Coping with the Stress of Parenting

By Joseph Degeling, Psychologist

We have all experienced moments (both long and short) of intense stress – stress is a realistic and normal part of everyday life. In fact we need some level of stress or discomfort in order to get things done. We know from research (and anecdotal evidence) that stress is cumulative – that is, it builds up – especially if it is not dealt with. The small daily hassles we all negotiate – being late to an appointment, being stuck in traffic, dealing with spilt milk at the breakfast table contribute to this accumulation. The more significant stressful life events, however, quickly lead to feelings of anger, hopelessness, helplessness, fatigue – the list goes on. The more stressed we are, the more difficult it is for us to be flexible, resilient and rational – and there is scientific evidence to demonstrate this. Put simply, the more stressed and anxious we are, the more our brains go into automatic “survival” mode – thinking logically and rationally will not help you run away from a tiger who is about to eat you, but the automatic and reactive fight or flight response will. So essentially, stress elicits behaviour which is more automatic and reactionary while also being less thought-out and intentional.
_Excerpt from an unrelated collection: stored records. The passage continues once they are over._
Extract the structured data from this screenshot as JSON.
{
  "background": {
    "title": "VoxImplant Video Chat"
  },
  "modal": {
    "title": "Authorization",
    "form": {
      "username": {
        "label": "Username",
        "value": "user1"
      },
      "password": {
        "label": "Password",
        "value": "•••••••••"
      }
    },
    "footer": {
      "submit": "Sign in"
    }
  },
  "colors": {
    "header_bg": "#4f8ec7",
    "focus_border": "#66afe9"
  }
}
So what does this have to do with being a parent? When we are feeling overwhelmed, our stress will spill out in our behaviour and interactions with our kids – we will be more agitated, more likely to “snap”, and less likely to engage in positive interactions. When our kids do things which really annoy us, we are much more likely to release some of that stress right onto them, even though they were only one small part of all the daily hassles and setbacks that we have experienced – the straw that broke the camel’s back. These periods of high stress can be dangerous times for us as parents. The consequences we give our children may slowly become more reactive, punitive, or even physical and aggressive, as opposed to intentional and educational. When our kids are pushing our buttons, it is easy to get into the trap of pushing theirs back – we get caught in an unwinnable struggle for power. As parents, we also need to be mindful that observation and modelling are two powerful mechanisms of social learning. Our children are constantly learning from those around them how to interact, behave and operate in the world, and there is no more powerful teacher than the child’s parent or carer. Aside from the innate genetic and temperamental differences between children, it is largely the environment which shapes and forms each of them into the individuals they will later become – including the ways in which they manage their emotions and stress. The better we can cope with and manage our own stress, the better we will be modelling to our children the strategies they can use to cope with their own difficulties. We can also use these times to educate our children about what stress feels like (muscular tension, increased heart rate, irritability, feeling overwhelmed etc.), so that they can learn to recognise when they are stressed, as well as assisting them to develop their emotional vocabulary. It is appropriate to be teaching (modelling to) our children that some level of stress is normal, and that stress is ok – as we discussed earlier, a little bit of stress is actually a good thing. Protecting our children is a powerful instinct, but taking away all forms of stress will not teach them the resilience they’ll need as adolescents and adults.

There is no doubt that it takes a lot of energy to be a parent. Add to this all of the other pressures we cope with and it is no wonder that at times we may be feeling overloaded, like we have no more energy or that we are about to explode. We all need release valves – things which take away the pressure and relieve the stress and tension of everyday life.  It is true to say that relaxation and de-stressing are an active part of being a good, healthy parent. For different people this means different things, but there are a number of simple everyday things we can all do to help reduce our levels of stress:

  • Be mindful of the internal physical and emotional signals that tell you you’re stressed (difficulty coping with frustration and setbacks, difficulty winding down or relaxing, overreacting to things, etc) and express them to someone. Use these signals as prompts to do something to relax;
  • Stress often increases when we feel we have little or no control – try to focus on the things that you do have control over, such as how you choose to cope with the stress or by minimising other stressors in your environment;
  • Make sure that you are getting an adequate amount of sleep through the night – this is very important;
  • Have a hobby or interest that you commit to engaging in every day;
  • Exercise regularly;
  • Make sure your diet is rich in healthy foods and you drink lots of water;
  • Connect with someone – call on support from your partner, family, friends or seek some professional assistance;
  • If you feel like you are really stressed on the way home to your kids, try to incorporate strategies to release some of it before you walk through the front door like slow deep breathing, listening to some quiet music, or taking a quick walk around the park.

Further reading:

  • Kids Pick Up On Everything: How Parental Stress Is Toxic To Kids, By David Code
  • Go to and search for Parenting – coping with stress

Click here to download this article – Coping with the Stress of Parenting

Leave a Reply